[Opening Excerpted records section]

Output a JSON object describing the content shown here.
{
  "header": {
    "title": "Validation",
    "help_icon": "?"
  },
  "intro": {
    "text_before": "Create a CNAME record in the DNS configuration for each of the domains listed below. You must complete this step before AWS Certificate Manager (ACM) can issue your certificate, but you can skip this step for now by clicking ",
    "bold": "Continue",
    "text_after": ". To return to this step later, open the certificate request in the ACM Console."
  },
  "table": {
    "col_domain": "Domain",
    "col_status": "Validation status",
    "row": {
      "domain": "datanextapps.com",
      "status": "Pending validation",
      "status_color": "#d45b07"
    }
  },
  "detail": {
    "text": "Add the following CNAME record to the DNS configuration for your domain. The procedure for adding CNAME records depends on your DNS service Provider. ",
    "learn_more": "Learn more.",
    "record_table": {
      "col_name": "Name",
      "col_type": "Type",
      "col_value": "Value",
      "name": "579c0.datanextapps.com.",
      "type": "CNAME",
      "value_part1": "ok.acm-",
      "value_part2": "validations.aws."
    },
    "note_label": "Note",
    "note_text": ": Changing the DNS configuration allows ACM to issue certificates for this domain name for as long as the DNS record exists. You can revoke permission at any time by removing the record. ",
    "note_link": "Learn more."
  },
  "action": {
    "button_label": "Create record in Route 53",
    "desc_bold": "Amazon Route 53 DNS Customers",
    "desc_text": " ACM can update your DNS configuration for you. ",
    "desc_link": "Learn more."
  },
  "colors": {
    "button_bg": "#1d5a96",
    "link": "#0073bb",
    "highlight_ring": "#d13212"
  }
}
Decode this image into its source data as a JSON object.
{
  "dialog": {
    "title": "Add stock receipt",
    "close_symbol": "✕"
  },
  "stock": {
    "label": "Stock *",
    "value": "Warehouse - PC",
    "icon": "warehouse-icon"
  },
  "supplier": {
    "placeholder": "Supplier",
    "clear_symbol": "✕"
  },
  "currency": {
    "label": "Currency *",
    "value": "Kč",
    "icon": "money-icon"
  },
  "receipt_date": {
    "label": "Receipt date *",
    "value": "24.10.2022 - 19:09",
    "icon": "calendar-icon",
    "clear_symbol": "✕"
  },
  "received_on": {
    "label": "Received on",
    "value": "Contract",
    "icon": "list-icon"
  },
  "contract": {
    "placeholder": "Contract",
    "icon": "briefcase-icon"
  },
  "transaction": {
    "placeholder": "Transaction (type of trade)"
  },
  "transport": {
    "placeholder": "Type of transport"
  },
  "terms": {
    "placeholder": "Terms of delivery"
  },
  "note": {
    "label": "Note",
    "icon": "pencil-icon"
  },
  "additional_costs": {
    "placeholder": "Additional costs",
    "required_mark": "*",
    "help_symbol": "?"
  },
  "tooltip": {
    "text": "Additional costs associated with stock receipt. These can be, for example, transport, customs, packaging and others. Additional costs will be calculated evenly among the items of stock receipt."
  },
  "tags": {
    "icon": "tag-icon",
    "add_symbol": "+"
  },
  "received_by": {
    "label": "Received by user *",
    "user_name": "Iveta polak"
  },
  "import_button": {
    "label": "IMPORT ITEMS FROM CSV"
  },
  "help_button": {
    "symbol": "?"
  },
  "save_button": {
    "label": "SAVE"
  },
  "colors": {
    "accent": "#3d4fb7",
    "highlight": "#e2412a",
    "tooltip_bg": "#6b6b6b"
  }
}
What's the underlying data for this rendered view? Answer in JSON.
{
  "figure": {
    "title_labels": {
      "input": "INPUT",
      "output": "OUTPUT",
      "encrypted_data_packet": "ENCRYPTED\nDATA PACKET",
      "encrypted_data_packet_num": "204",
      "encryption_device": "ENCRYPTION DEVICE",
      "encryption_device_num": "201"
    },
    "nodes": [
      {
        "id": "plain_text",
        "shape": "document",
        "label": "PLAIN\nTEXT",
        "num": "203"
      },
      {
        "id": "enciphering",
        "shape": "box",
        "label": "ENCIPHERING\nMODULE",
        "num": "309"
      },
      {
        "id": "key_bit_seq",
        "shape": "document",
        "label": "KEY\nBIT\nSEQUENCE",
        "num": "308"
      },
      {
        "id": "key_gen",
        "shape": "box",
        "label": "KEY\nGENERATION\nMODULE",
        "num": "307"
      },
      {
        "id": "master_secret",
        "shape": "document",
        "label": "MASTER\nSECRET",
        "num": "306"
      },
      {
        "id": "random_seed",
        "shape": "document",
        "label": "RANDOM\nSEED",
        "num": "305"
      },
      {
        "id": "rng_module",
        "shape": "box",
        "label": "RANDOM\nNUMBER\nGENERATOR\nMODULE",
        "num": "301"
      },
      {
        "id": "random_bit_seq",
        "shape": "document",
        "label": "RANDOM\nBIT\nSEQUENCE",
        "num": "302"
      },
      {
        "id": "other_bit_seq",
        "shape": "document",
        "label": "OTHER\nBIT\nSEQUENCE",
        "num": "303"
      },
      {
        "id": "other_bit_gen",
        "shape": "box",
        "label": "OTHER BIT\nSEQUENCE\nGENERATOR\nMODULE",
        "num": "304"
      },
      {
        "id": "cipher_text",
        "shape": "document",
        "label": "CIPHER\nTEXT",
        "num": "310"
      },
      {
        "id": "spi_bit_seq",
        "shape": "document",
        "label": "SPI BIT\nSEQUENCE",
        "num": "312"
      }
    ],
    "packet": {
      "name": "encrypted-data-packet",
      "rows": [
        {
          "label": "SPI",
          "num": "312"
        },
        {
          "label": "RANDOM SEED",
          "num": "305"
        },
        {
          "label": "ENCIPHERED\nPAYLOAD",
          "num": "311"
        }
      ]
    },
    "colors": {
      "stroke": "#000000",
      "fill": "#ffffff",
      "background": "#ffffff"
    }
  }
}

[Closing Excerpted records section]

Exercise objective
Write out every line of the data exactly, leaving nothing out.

Answer to this task
Output a JSON object describing the content shown here.
{
  "header": {
    "title": "Validation",
    "help_icon": "?"
  },
  "intro": {
    "text_before": "Create a CNAME record in the DNS configuration for each of the domains listed below. You must complete this step before AWS Certificate Manager (ACM) can issue your certificate, but you can skip this step for now by clicking ",
    "bold": "Continue",
    "text_after": ". To return to this step later, open the certificate request in the ACM Console."
  },
  "table": {
    "col_domain": "Domain",
    "col_status": "Validation status",
    "row": {
      "domain": "datanextapps.com",
      "status": "Pending validation",
      "status_color": "#d45b07"
    }
  },
  "detail": {
    "text": "Add the following CNAME record to the DNS configuration for your domain. The procedure for adding CNAME records depends on your DNS service Provider. ",
    "learn_more": "Learn more.",
    "record_table": {
      "col_name": "Name",
      "col_type": "Type",
      "col_value": "Value",
      "name": "579c0.datanextapps.com.",
      "type": "CNAME",
      "value_part1": "ok.acm-",
      "value_part2": "validations.aws."
    },
    "note_label": "Note",
    "note_text": ": Changing the DNS configuration allows ACM to issue certificates for this domain name for as long as the DNS record exists. You can revoke permission at any time by removing the record. ",
    "note_link": "Learn more."
  },
  "action": {
    "button_label": "Create record in Route 53",
    "desc_bold": "Amazon Route 53 DNS Customers",
    "desc_text": " ACM can update your DNS configuration for you. ",
    "desc_link": "Learn more."
  },
  "colors": {
    "button_bg": "#1d5a96",
    "link": "#0073bb",
    "highlight_ring": "#d13212"
  }
}
Decode this image into its source data as a JSON object.
{
  "dialog": {
    "title": "Add stock receipt",
    "close_symbol": "✕"
  },
  "stock": {
    "label": "Stock *",
    "value": "Warehouse - PC",
    "icon": "warehouse-icon"
  },
  "supplier": {
    "placeholder": "Supplier",
    "clear_symbol": "✕"
  },
  "currency": {
    "label": "Currency *",
    "value": "Kč",
    "icon": "money-icon"
  },
  "receipt_date": {
    "label": "Receipt date *",
    "value": "24.10.2022 - 19:09",
    "icon": "calendar-icon",
    "clear_symbol": "✕"
  },
  "received_on": {
    "label": "Received on",
    "value": "Contract",
    "icon": "list-icon"
  },
  "contract": {
    "placeholder": "Contract",
    "icon": "briefcase-icon"
  },
  "transaction": {
    "placeholder": "Transaction (type of trade)"
  },
  "transport": {
    "placeholder": "Type of transport"
  },
  "terms": {
    "placeholder": "Terms of delivery"
  },
  "note": {
    "label": "Note",
    "icon": "pencil-icon"
  },
  "additional_costs": {
    "placeholder": "Additional costs",
    "required_mark": "*",
    "help_symbol": "?"
  },
  "tooltip": {
    "text": "Additional costs associated with stock receipt. These can be, for example, transport, customs, packaging and others. Additional costs will be calculated evenly among the items of stock receipt."
  },
  "tags": {
    "icon": "tag-icon",
    "add_symbol": "+"
  },
  "received_by": {
    "label": "Received by user *",
    "user_name": "Iveta polak"
  },
  "import_button": {
    "label": "IMPORT ITEMS FROM CSV"
  },
  "help_button": {
    "symbol": "?"
  },
  "save_button": {
    "label": "SAVE"
  },
  "colors": {
    "accent": "#3d4fb7",
    "highlight": "#e2412a",
    "tooltip_bg": "#6b6b6b"
  }
}
What's the underlying data for this rendered view? Answer in JSON.
{
  "figure": {
    "title_labels": {
      "input": "INPUT",
      "output": "OUTPUT",
      "encrypted_data_packet": "ENCRYPTED\nDATA PACKET",
      "encrypted_data_packet_num": "204",
      "encryption_device": "ENCRYPTION DEVICE",
      "encryption_device_num": "201"
    },
    "nodes": [
      {
        "id": "plain_text",
        "shape": "document",
        "label": "PLAIN\nTEXT",
        "num": "203"
      },
      {
        "id": "enciphering",
        "shape": "box",
        "label": "ENCIPHERING\nMODULE",
        "num": "309"
      },
      {
        "id": "key_bit_seq",
        "shape": "document",
        "label": "KEY\nBIT\nSEQUENCE",
        "num": "308"
      },
      {
        "id": "key_gen",
        "shape": "box",
        "label": "KEY\nGENERATION\nMODULE",
        "num": "307"
      },
      {
        "id": "master_secret",
        "shape": "document",
        "label": "MASTER\nSECRET",
        "num": "306"
      },
      {
        "id": "random_seed",
        "shape": "document",
        "label": "RANDOM\nSEED",
        "num": "305"
      },
      {
        "id": "rng_module",
        "shape": "box",
        "label": "RANDOM\nNUMBER\nGENERATOR\nMODULE",
        "num": "301"
      },
      {
        "id": "random_bit_seq",
        "shape": "document",
        "label": "RANDOM\nBIT\nSEQUENCE",
        "num": "302"
      },
      {
        "id": "other_bit_seq",
        "shape": "document",
        "label": "OTHER\nBIT\nSEQUENCE",
        "num": "303"
      },
      {
        "id": "other_bit_gen",
        "shape": "box",
        "label": "OTHER BIT\nSEQUENCE\nGENERATOR\nMODULE",
        "num": "304"
      },
      {
        "id": "cipher_text",
        "shape": "document",
        "label": "CIPHER\nTEXT",
        "num": "310"
      },
      {
        "id": "spi_bit_seq",
        "shape": "document",
        "label": "SPI BIT\nSEQUENCE",
        "num": "312"
      }
    ],
    "packet": {
      "name": "encrypted-data-packet",
      "rows": [
        {
          "label": "SPI",
          "num": "312"
        },
        {
          "label": "RANDOM SEED",
          "num": "305"
        },
        {
          "label": "ENCIPHERED\nPAYLOAD",
          "num": "311"
        }
      ]
    },
    "colors": {
      "stroke": "#000000",
      "fill": "#ffffff",
      "background": "#ffffff"
    }
  }
}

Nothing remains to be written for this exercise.